Real-time mapping tools and rapid communication systems can stitch back together the geographical ruptures. "Whether the cyborg-cartographer works from a helicopter or on the ground, he/she would combine reconnaissance with mapping (and disaster relief), as only the human brain could comprehend what is important to observe".
Literature professor Karen Pipe argues that the inhabitant of modern, western society is a “cartographic cyborg,” which is to say as someone "so thoroughly intertwined with mapping technologies that it is impossible to say, in terms of knowledge practices, where embodied knowledge ends and technological knowledge begins".
OpenStreetMap (OSM) is a collaborative project to create a free editable map of the world. "Maps are created using data from portable GPS devices, aerial photography, other free sources or simply from local knowledge". "Registered users can upload GPS track logs and edit the vector data using the given editing tools". OpenStreetMap was by volunteers and relief workers to quickly fill-in absent geographies and road-systems so that rescue workers could find victims of the earthquake in Haiti. Before the earthquake, neither Google Maps or Open Street Map had low-level road data in Haiti. Due to the open nature of OpenStreetMap, regular citizens could collaborate on filling it in, thus saving the lives of hundreds of people.
- ↑ Stone, Lee Durham. Cyborg Cartographer Battles Spatial Amnesia. Published Jan 2008. Accessed Jan 2011. http://embodiedspace.blogspot.com/2008/01/cyborg-cartographer-battles-spatial.html
- ↑ Piper, Karen. Cartographic Fictions: Maps, Race, and Identity. New Brunswick, NJ: Rutgers University Press, 2002.
- ↑ OpenStreetMap. Wikipedia.org Accessed Jan 2011. http://en.wikipedia.org/wiki/OpenStreetMap
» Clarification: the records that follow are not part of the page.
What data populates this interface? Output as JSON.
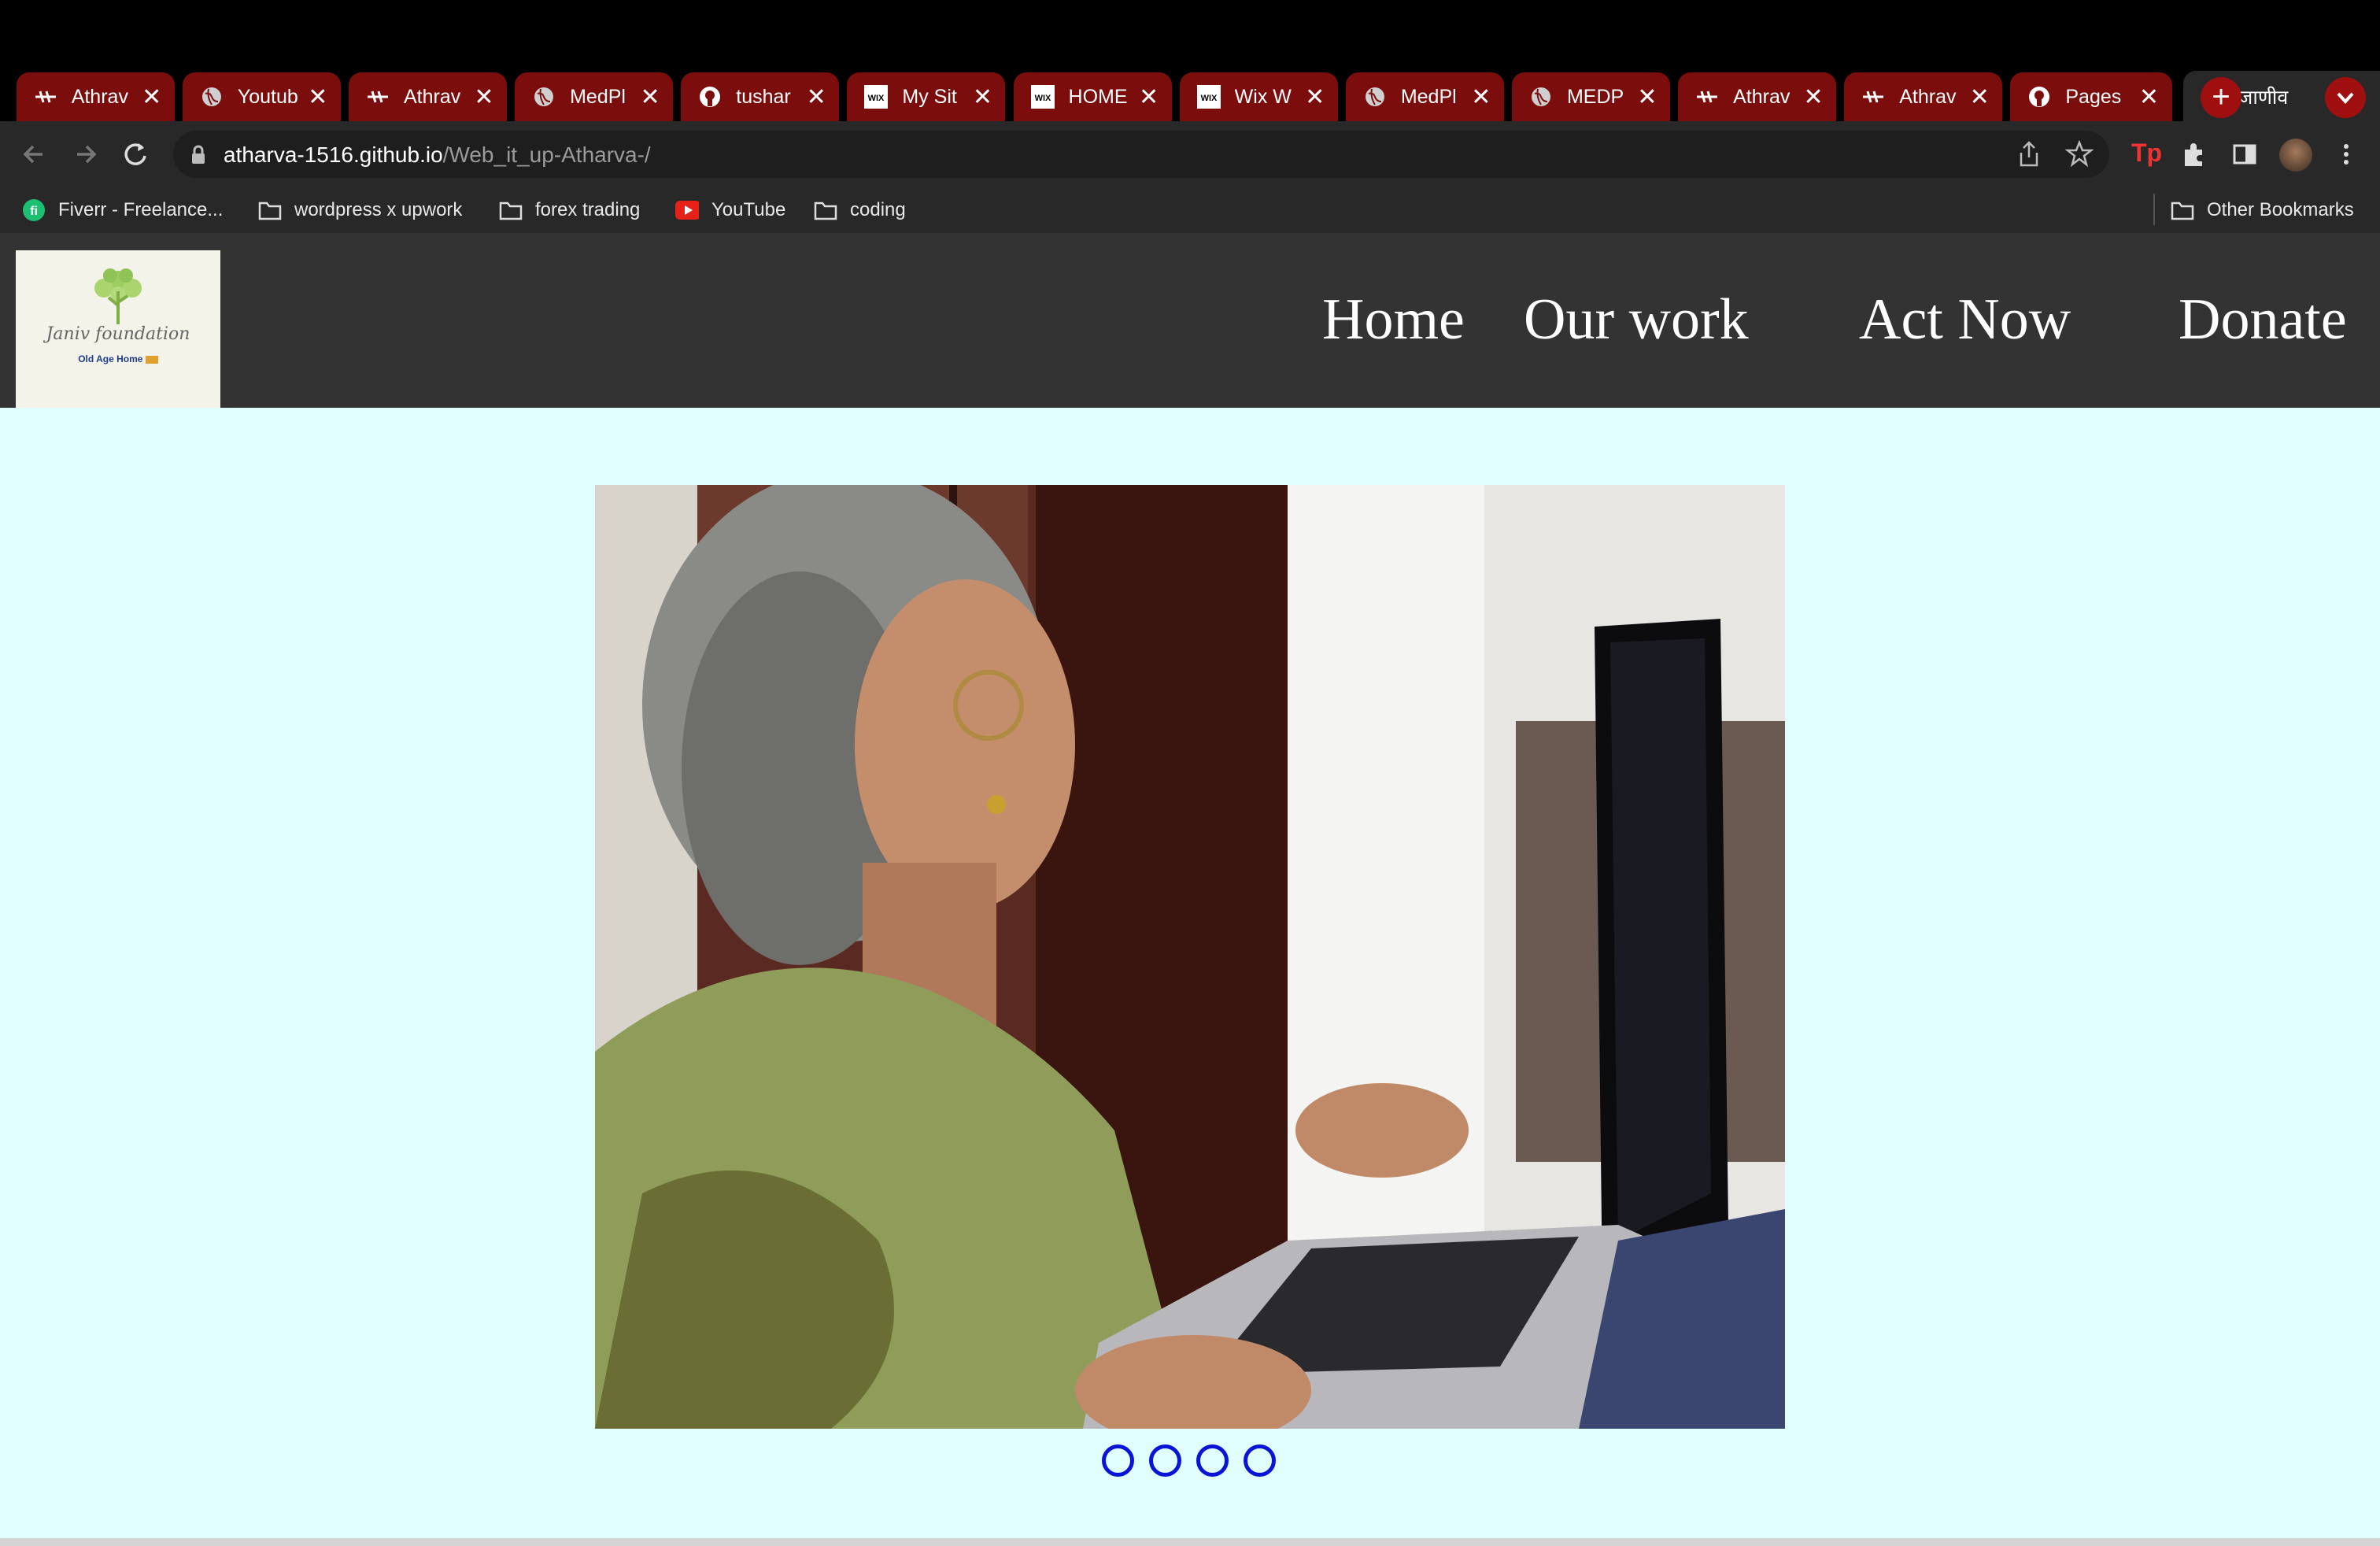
{
  "browser": {
    "tabs": [
      {
        "title": "Athrav",
        "favicon": "athrav-icon"
      },
      {
        "title": "Youtub",
        "favicon": "globe-icon"
      },
      {
        "title": "Athrav",
        "favicon": "athrav-icon"
      },
      {
        "title": "MedPl",
        "favicon": "globe-icon"
      },
      {
        "title": "tushar",
        "favicon": "github-icon"
      },
      {
        "title": "My Sit",
        "favicon": "wix-icon"
      },
      {
        "title": "HOME",
        "favicon": "wix-icon"
      },
      {
        "title": "Wix W",
        "favicon": "wix-icon"
      },
      {
        "title": "MedPl",
        "favicon": "globe-icon"
      },
      {
        "title": "MEDP",
        "favicon": "globe-icon"
      },
      {
        "title": "Athrav",
        "favicon": "athrav-icon"
      },
      {
        "title": "Athrav",
        "favicon": "athrav-icon"
      },
      {
        "title": "Pages",
        "favicon": "github-icon"
      },
      {
        "title": "जाणीव",
        "favicon": "globe-icon",
        "active": true
      }
    ],
    "url_host": "atharva-1516.github.io",
    "url_path": "/Web_it_up-Atharva-/",
    "bookmarks": [
      {
        "label": "Fiverr - Freelance...",
        "icon": "fiverr-icon"
      },
      {
        "label": "wordpress x upwork",
        "icon": "folder-icon"
      },
      {
        "label": "forex trading",
        "icon": "folder-icon"
      },
      {
        "label": "YouTube",
        "icon": "youtube-icon"
      },
      {
        "label": "coding",
        "icon": "folder-icon"
      }
    ],
    "other_bookmarks": "Other Bookmarks",
    "wix_label": "WIX"
  },
  "site": {
    "logo": {
      "name": "Janiv foundation",
      "subtitle": "Old Age Home"
    },
    "nav": [
      "Home",
      "Our work",
      "Act Now",
      "Donate"
    ],
    "slider_dots": 4
  },
  "colors": {
    "tab": "#7b0d0d",
    "header": "#333333",
    "page_bg": "#e0fefe",
    "dot": "#0a14d6"
  }
}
- ↑ OpenStreetMap. Wiki Project Haiti. Accessed April 22, 2011. http://wiki.openstreetmap.org/wiki/WikiProject_Haiti